> _WHAT YOU NEED TO DO_: Leave out all images and set down the records exactly as given.
MATERIAL PROVIDED: Begin
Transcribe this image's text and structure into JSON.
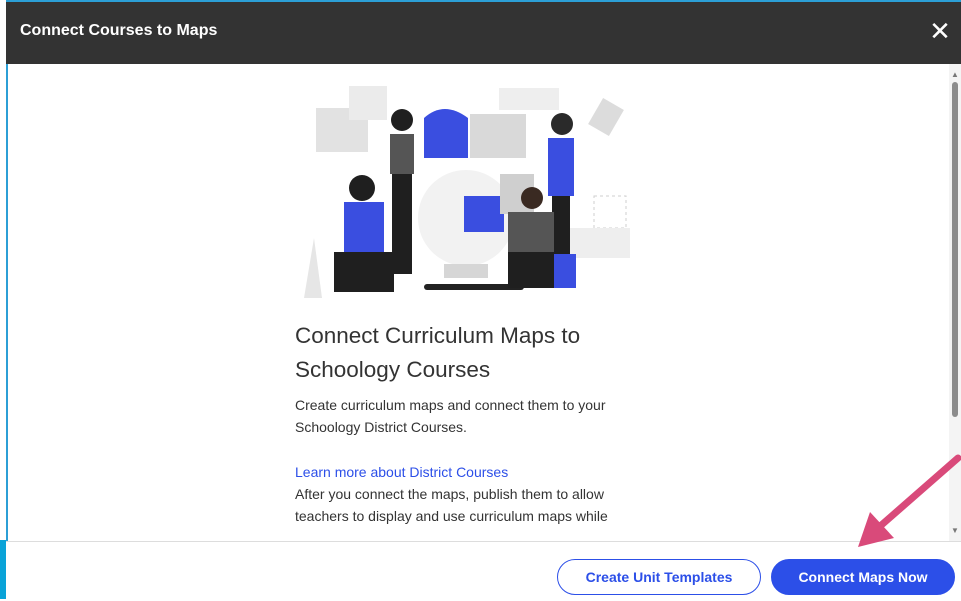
{
  "modal": {
    "title": "Connect Courses to Maps",
    "close_icon": "close-icon",
    "close_glyph": "✕"
  },
  "content": {
    "heading": "Connect Curriculum Maps to Schoology Courses",
    "paragraph1": "Create curriculum maps and connect them to your Schoology District Courses.",
    "link_text": "Learn more about District Courses",
    "paragraph2": "After you connect the maps, publish them to allow teachers to display and use curriculum maps while"
  },
  "footer": {
    "secondary_button": "Create Unit Templates",
    "primary_button": "Connect Maps Now"
  },
  "colors": {
    "header_bg": "#333333",
    "accent_blue": "#2c4fe8",
    "annotation_arrow": "#d94a7a"
  }
}
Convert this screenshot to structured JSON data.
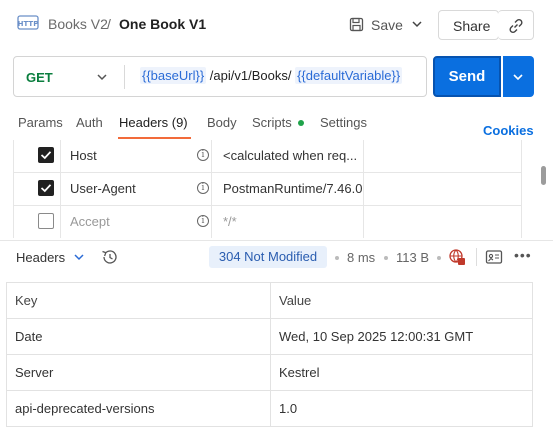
{
  "breadcrumb": {
    "parent": "Books V2",
    "separator": "/",
    "current": "One Book V1"
  },
  "toolbar": {
    "save_label": "Save",
    "share_label": "Share"
  },
  "request": {
    "method": "GET",
    "url_var1": "{{baseUrl}}",
    "url_path": "/api/v1/Books/",
    "url_var2": "{{defaultVariable}}",
    "send_label": "Send"
  },
  "tabs": [
    {
      "label": "Params"
    },
    {
      "label": "Auth"
    },
    {
      "label": "Headers (9)"
    },
    {
      "label": "Body"
    },
    {
      "label": "Scripts"
    },
    {
      "label": "Settings"
    }
  ],
  "cookies_label": "Cookies",
  "request_headers": [
    {
      "checked": true,
      "key": "Host",
      "value": "<calculated when req..."
    },
    {
      "checked": true,
      "key": "User-Agent",
      "value": "PostmanRuntime/7.46.0"
    },
    {
      "checked": false,
      "key": "Accept",
      "value": "*/*"
    }
  ],
  "response": {
    "view_label": "Headers",
    "status": "304 Not Modified",
    "time": "8 ms",
    "size": "113 B",
    "columns": {
      "key": "Key",
      "value": "Value"
    },
    "headers": [
      {
        "key": "Date",
        "value": "Wed, 10 Sep 2025 12:00:31 GMT"
      },
      {
        "key": "Server",
        "value": "Kestrel"
      },
      {
        "key": "api-deprecated-versions",
        "value": "1.0"
      }
    ]
  },
  "colors": {
    "accent": "#0a6fe0",
    "method_get": "#0a7e3e",
    "tab_underline": "#f26b3a",
    "scripts_dot": "#1fa34a",
    "globe_icon": "#c0392b"
  }
}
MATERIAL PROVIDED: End
> _SOLUTION_:
Transcribe this image's text and structure into JSON.
{
  "modal": {
    "title": "Connect Courses to Maps",
    "close_icon": "close-icon",
    "close_glyph": "✕"
  },
  "content": {
    "heading": "Connect Curriculum Maps to Schoology Courses",
    "paragraph1": "Create curriculum maps and connect them to your Schoology District Courses.",
    "link_text": "Learn more about District Courses",
    "paragraph2": "After you connect the maps, publish them to allow teachers to display and use curriculum maps while"
  },
  "footer": {
    "secondary_button": "Create Unit Templates",
    "primary_button": "Connect Maps Now"
  },
  "colors": {
    "header_bg": "#333333",
    "accent_blue": "#2c4fe8",
    "annotation_arrow": "#d94a7a"
  }
}
Convert this screenshot to structured JSON data.
{
  "breadcrumb": {
    "parent": "Books V2",
    "separator": "/",
    "current": "One Book V1"
  },
  "toolbar": {
    "save_label": "Save",
    "share_label": "Share"
  },
  "request": {
    "method": "GET",
    "url_var1": "{{baseUrl}}",
    "url_path": "/api/v1/Books/",
    "url_var2": "{{defaultVariable}}",
    "send_label": "Send"
  },
  "tabs": [
    {
      "label": "Params"
    },
    {
      "label": "Auth"
    },
    {
      "label": "Headers (9)"
    },
    {
      "label": "Body"
    },
    {
      "label": "Scripts"
    },
    {
      "label": "Settings"
    }
  ],
  "cookies_label": "Cookies",
  "request_headers": [
    {
      "checked": true,
      "key": "Host",
      "value": "<calculated when req..."
    },
    {
      "checked": true,
      "key": "User-Agent",
      "value": "PostmanRuntime/7.46.0"
    },
    {
      "checked": false,
      "key": "Accept",
      "value": "*/*"
    }
  ],
  "response": {
    "view_label": "Headers",
    "status": "304 Not Modified",
    "time": "8 ms",
    "size": "113 B",
    "columns": {
      "key": "Key",
      "value": "Value"
    },
    "headers": [
      {
        "key": "Date",
        "value": "Wed, 10 Sep 2025 12:00:31 GMT"
      },
      {
        "key": "Server",
        "value": "Kestrel"
      },
      {
        "key": "api-deprecated-versions",
        "value": "1.0"
      }
    ]
  },
  "colors": {
    "accent": "#0a6fe0",
    "method_get": "#0a7e3e",
    "tab_underline": "#f26b3a",
    "scripts_dot": "#1fa34a",
    "globe_icon": "#c0392b"
  }
}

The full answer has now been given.